===== DATASET =====

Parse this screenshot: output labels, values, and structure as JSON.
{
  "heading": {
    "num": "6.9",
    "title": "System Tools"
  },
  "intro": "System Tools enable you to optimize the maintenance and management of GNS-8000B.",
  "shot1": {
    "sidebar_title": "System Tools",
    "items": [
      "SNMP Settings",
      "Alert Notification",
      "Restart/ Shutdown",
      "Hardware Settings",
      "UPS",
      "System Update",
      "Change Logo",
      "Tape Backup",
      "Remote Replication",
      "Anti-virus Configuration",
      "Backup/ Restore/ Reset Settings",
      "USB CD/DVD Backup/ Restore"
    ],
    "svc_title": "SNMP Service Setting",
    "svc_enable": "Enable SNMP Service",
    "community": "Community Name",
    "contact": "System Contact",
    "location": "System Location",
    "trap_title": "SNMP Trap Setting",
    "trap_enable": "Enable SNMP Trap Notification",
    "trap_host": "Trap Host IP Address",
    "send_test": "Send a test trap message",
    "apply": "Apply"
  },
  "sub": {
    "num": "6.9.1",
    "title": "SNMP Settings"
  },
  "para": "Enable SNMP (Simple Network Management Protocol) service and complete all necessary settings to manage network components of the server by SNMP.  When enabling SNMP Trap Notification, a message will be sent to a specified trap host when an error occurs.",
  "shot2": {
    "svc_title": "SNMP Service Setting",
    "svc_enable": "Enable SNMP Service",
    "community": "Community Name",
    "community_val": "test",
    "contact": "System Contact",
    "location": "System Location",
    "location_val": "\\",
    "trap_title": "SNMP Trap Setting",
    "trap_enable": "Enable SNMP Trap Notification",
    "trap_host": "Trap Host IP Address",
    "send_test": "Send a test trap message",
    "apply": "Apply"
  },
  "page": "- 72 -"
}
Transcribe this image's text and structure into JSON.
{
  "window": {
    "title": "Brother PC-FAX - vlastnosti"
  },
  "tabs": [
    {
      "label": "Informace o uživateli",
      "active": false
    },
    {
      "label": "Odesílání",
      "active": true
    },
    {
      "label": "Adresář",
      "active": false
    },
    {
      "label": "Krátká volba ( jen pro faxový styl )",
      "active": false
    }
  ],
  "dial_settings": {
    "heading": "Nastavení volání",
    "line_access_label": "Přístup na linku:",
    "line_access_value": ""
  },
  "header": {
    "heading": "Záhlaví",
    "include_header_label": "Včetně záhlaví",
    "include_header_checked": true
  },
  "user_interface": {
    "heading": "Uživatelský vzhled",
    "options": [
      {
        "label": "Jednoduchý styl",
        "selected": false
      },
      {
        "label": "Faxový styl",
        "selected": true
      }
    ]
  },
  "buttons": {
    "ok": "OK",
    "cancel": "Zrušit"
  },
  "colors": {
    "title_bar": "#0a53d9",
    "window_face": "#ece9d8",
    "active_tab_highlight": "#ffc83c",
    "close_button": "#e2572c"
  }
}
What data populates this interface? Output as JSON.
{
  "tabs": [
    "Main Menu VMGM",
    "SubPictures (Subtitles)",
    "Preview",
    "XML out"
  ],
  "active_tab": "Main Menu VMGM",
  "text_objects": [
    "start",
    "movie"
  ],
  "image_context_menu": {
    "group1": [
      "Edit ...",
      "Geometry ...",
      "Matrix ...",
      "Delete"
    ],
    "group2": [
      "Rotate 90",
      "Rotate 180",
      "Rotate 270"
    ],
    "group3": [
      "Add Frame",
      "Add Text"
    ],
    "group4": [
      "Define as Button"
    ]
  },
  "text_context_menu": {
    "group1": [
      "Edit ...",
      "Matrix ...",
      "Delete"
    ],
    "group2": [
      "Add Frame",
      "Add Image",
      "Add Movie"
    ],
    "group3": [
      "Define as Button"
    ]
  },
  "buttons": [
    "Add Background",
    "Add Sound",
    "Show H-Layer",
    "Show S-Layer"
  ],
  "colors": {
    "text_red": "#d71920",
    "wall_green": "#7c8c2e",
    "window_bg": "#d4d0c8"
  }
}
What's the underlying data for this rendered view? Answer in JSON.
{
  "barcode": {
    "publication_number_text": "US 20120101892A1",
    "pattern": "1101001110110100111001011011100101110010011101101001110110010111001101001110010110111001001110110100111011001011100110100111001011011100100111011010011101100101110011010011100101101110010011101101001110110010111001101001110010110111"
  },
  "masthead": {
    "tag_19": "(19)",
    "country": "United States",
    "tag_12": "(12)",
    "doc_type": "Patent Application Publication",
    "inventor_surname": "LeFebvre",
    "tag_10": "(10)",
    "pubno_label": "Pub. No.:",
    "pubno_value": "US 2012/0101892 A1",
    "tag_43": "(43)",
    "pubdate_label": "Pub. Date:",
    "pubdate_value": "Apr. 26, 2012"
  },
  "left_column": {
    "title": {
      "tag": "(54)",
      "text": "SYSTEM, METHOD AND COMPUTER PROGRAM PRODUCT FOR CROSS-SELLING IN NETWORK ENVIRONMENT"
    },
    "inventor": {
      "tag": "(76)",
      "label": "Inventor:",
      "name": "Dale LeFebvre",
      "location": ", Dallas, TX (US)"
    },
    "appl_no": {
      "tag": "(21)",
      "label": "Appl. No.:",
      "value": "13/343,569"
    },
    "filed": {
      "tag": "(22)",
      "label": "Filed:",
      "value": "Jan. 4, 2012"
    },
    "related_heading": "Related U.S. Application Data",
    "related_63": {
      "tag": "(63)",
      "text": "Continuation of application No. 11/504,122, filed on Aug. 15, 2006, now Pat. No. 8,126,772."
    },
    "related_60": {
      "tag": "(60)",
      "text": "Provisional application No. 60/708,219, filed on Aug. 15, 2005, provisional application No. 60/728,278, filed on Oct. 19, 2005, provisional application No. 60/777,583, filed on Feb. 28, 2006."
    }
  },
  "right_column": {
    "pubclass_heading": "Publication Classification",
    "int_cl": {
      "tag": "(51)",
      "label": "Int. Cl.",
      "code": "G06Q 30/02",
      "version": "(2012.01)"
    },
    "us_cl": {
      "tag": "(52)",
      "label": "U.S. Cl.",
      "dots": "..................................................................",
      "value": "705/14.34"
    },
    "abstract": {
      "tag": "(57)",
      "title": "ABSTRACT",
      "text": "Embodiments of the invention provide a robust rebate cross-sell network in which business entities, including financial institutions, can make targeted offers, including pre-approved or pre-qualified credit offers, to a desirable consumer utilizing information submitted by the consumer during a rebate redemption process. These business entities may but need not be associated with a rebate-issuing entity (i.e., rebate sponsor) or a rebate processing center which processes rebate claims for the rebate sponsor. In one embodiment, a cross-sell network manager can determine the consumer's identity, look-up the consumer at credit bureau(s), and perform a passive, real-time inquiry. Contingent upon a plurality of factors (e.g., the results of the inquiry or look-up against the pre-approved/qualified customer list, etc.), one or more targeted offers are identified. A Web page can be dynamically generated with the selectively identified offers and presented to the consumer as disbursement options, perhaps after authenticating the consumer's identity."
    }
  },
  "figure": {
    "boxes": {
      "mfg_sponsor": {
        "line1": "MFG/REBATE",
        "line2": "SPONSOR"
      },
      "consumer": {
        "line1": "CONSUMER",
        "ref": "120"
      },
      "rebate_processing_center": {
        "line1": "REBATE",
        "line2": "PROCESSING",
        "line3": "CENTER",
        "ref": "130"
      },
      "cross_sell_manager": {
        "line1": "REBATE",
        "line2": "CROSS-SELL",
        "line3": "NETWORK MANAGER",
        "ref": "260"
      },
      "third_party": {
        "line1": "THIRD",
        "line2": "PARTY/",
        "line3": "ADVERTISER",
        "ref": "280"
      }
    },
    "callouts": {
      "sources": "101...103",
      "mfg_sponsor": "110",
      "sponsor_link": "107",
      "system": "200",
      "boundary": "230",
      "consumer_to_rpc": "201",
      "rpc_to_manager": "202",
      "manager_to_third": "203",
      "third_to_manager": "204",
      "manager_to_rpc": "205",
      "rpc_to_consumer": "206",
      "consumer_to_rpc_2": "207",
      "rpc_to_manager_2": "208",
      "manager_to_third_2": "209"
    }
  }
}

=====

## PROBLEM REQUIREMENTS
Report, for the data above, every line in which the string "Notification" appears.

## ANSWER BOX
      "Alert Notification",
    "trap_enable": "Enable SNMP Trap Notification",
  "para": "Enable SNMP (Simple Network Management Protocol) service and complete all necessary settings to manage network components of the server by SNMP.  When enabling SNMP Trap Notification, a message will be sent to a specified trap host when an error occurs.",
    "trap_enable": "Enable SNMP Trap Notification",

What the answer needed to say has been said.